World Literature Today
San Juan, Puerto Rico, takes the spotlight in World Literature Today’s annual city issue with a powerful selection of poetry, stories, and essays by 17 writers. Other highlights in the autumn issue include Fabienne Kanor’s essay on uprooting the fetishes of white supremacy; interviews with Natalie Diaz and Margaret Jull Costa; a stunning poem by Achy Obejas on “the universe at absolute zero”; fiction by Vi Khi Nao and Lidija Dimkovska; and much more. Reviews of new books by Elena Ferrante, Mia Couto, Kapka Kassabova, and dozens more make WLT your go-to guide for the best in international literature
Magazine Review by Katy Haas
A big fan of graphic novels (and nonfiction and poetry), I’m always thrilled when a literary magazine releases an issue featuring graphic work. World Literature Today’s Spring 2020 issue features a selection of graphic nonfiction by seven artists.
Each piece brings something different to the table. The art styles are all vastly different and each focuses on something unique: politics, history, art, ego, love.
My favorite of these is “Shadow Portrait” by Rachel Ang. Ang’s art is calming and enjoyable to look at, muted tones splayed across the page. She writes of love and ego, the ways in which we see ourselves in art, in stories, in the people we love.

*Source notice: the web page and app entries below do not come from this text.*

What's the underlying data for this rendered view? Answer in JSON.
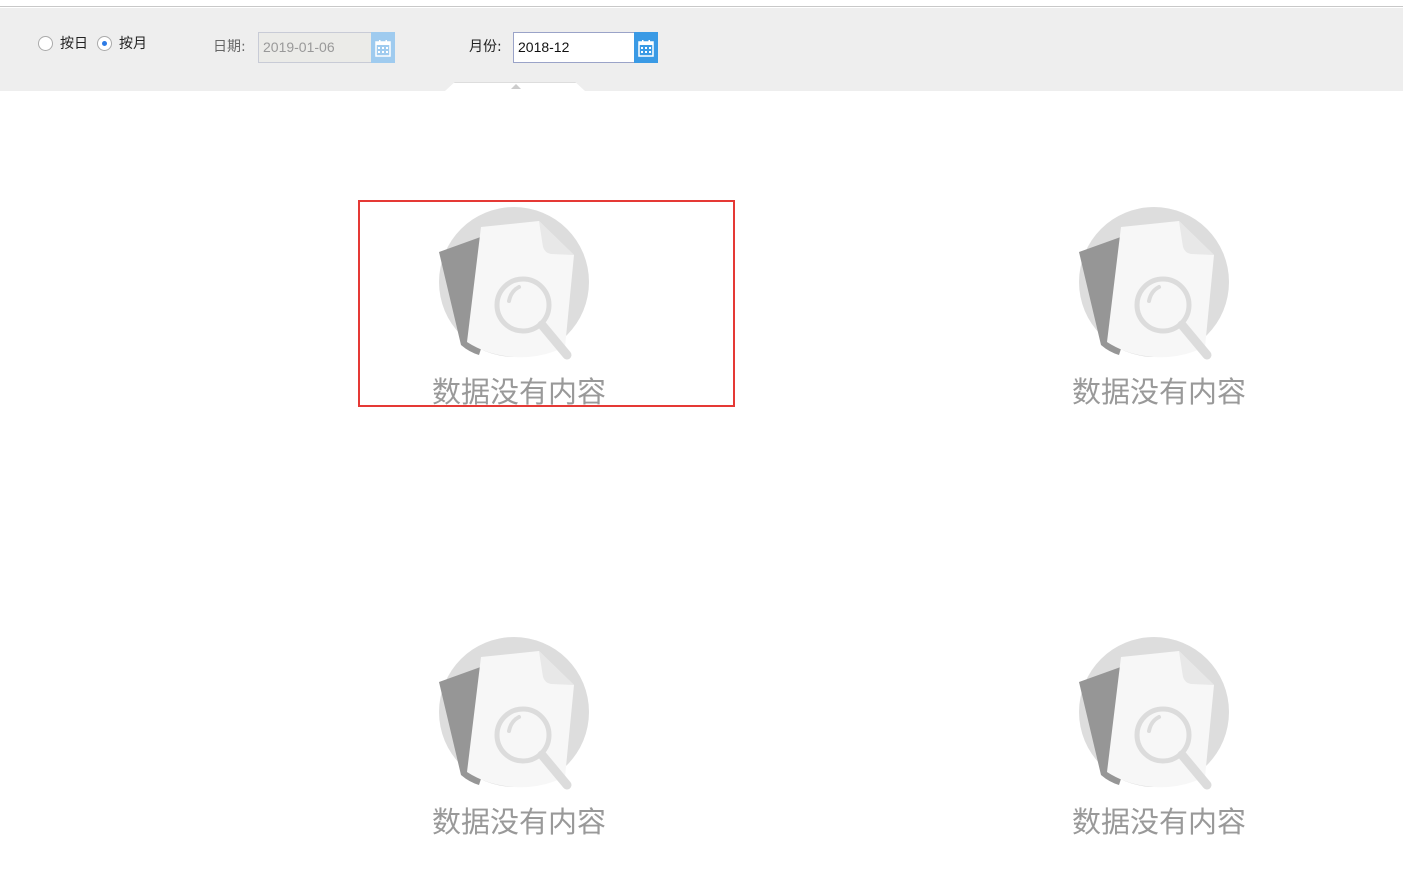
{
  "filter": {
    "mode_options": [
      {
        "label": "按日",
        "checked": false
      },
      {
        "label": "按月",
        "checked": true
      }
    ],
    "date_label": "日期:",
    "date_value": "2019-01-06",
    "month_label": "月份:",
    "month_value": "2018-12"
  },
  "panels": [
    {
      "empty_text": "数据没有内容"
    },
    {
      "empty_text": "数据没有内容"
    },
    {
      "empty_text": "数据没有内容"
    },
    {
      "empty_text": "数据没有内容"
    }
  ],
  "colors": {
    "highlight": "#e53935",
    "accent": "#3a9ae5"
  }
}
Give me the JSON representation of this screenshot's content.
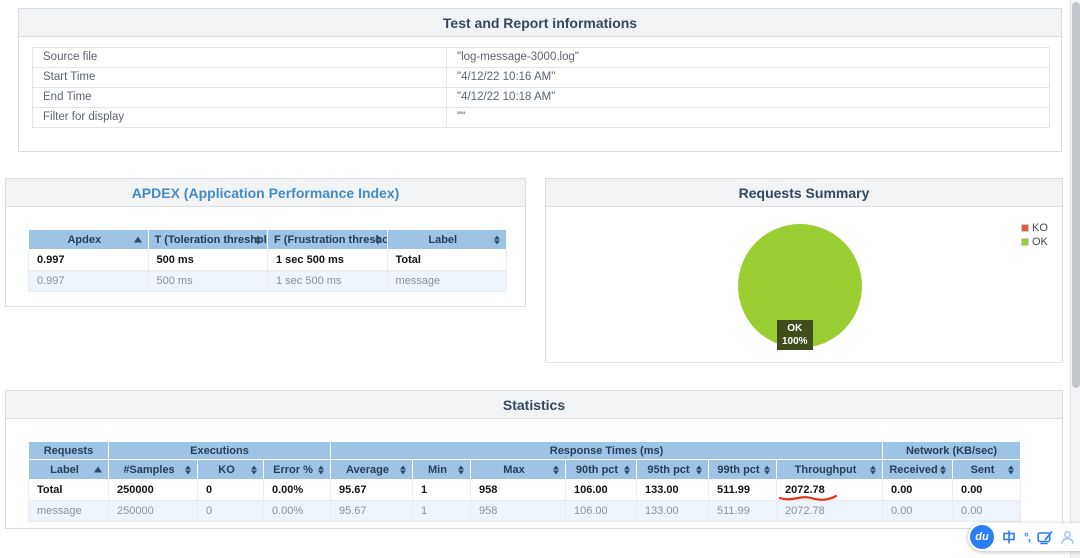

On the opposite end of the spectrum is an excerpt from Guantanamo Voices: True Accounts from the World’s Most Notorious Prison by Sarah Mirk, illustrated by Omar Khouri. Unlike Ang’s calming tones, this excerpt uses bold lines and an orange color scheme which ramps up the feeling of anxiety the story produces. I’m a little disappointed at the length of the excerpt—the four pages we’re given leave on a cliffhanger that left me wanting more, though I suppose that just highlights the writer’s and artist’s skill.

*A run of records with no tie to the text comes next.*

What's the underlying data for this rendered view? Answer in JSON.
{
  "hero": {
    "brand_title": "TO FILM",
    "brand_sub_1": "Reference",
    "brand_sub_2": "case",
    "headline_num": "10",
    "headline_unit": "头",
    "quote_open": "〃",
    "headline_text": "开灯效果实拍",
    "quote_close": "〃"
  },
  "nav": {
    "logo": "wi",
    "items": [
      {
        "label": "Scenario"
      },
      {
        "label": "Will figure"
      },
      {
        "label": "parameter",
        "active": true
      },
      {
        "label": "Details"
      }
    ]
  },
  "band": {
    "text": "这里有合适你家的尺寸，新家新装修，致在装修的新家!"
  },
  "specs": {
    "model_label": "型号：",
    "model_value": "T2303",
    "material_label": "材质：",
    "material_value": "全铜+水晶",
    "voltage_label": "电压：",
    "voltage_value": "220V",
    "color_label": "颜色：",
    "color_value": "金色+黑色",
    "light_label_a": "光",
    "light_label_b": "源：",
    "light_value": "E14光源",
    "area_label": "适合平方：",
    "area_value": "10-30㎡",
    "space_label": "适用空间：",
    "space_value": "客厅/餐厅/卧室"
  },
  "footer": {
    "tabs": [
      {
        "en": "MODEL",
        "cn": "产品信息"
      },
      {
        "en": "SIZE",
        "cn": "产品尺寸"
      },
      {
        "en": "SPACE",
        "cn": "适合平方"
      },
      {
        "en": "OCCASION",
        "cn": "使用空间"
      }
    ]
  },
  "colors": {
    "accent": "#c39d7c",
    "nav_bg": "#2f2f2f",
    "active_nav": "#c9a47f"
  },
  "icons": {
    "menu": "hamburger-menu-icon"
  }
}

This selection of graphic nonfiction has a little bit of something for everyone, and each artist/writer utilizes their craft impressively. This issue of World Literature Today is a real treat to read.
A special section devoted to Graphic Nonfiction, showcasing seven writers and artists from around the globe, headlines the Spring 2020 issue of World Literature Today. The issue also presents interviews with translators Antonia Lloyd-Jones and Isabel Fargo Cole; new fiction from Italy, France, and the Philippines; essays on Nigerian fiction and the “humanity on display” in museum exhibitions; poetry by Elyas Alavi (Afghanistan), Khaled Mattawa (Libya/US), and Mohamad Nassereddine (Lebanon); and Poupeh Missaghi’s recommended booklist about cities. More than forty book reviews also round out the issue, giving readers a wealth of titles to inspire their spring reading adventures.
In the past couple years, it has been difficult not to notice the hashtags #MeToo or #TimesUp filling up timelines across the internet. But while so heavily focused on what’s going on in the United States, and despite the connection of social media, many of us have been able to overlook what’s happening in other countries, including one bordering our own. Cristina Rivera Garza in “On Our Toes: Women against the Femicide Machine In Mexico” in the Winter 2020 issue of World Literature Today sheds light on #RopaSucia, which was used “to showcase incidences of misogyny in academic institutions and cultural circles”; #MiPrimerAcoso, stories of “my first harassment”; and #MeToo as tools used by feminists throughout Mexico as they fight to make changes for women in their country.
Learn a little more about current U.S. Poet Laureate Joy Harjo in the latest issue of World Literature Today. In addition to a featured poem by Harjo, “Bless This Land,” there is also a mini, three-question interview with the poet.
Harjo answers the questions:
What recent book has captured your interest?
What outside the realm of literature has drawn your attention of late?
What current writing projects do you have underway or have planned in the near future?
The interview is brief but informative and gives readers jumping off points for what to pick up next.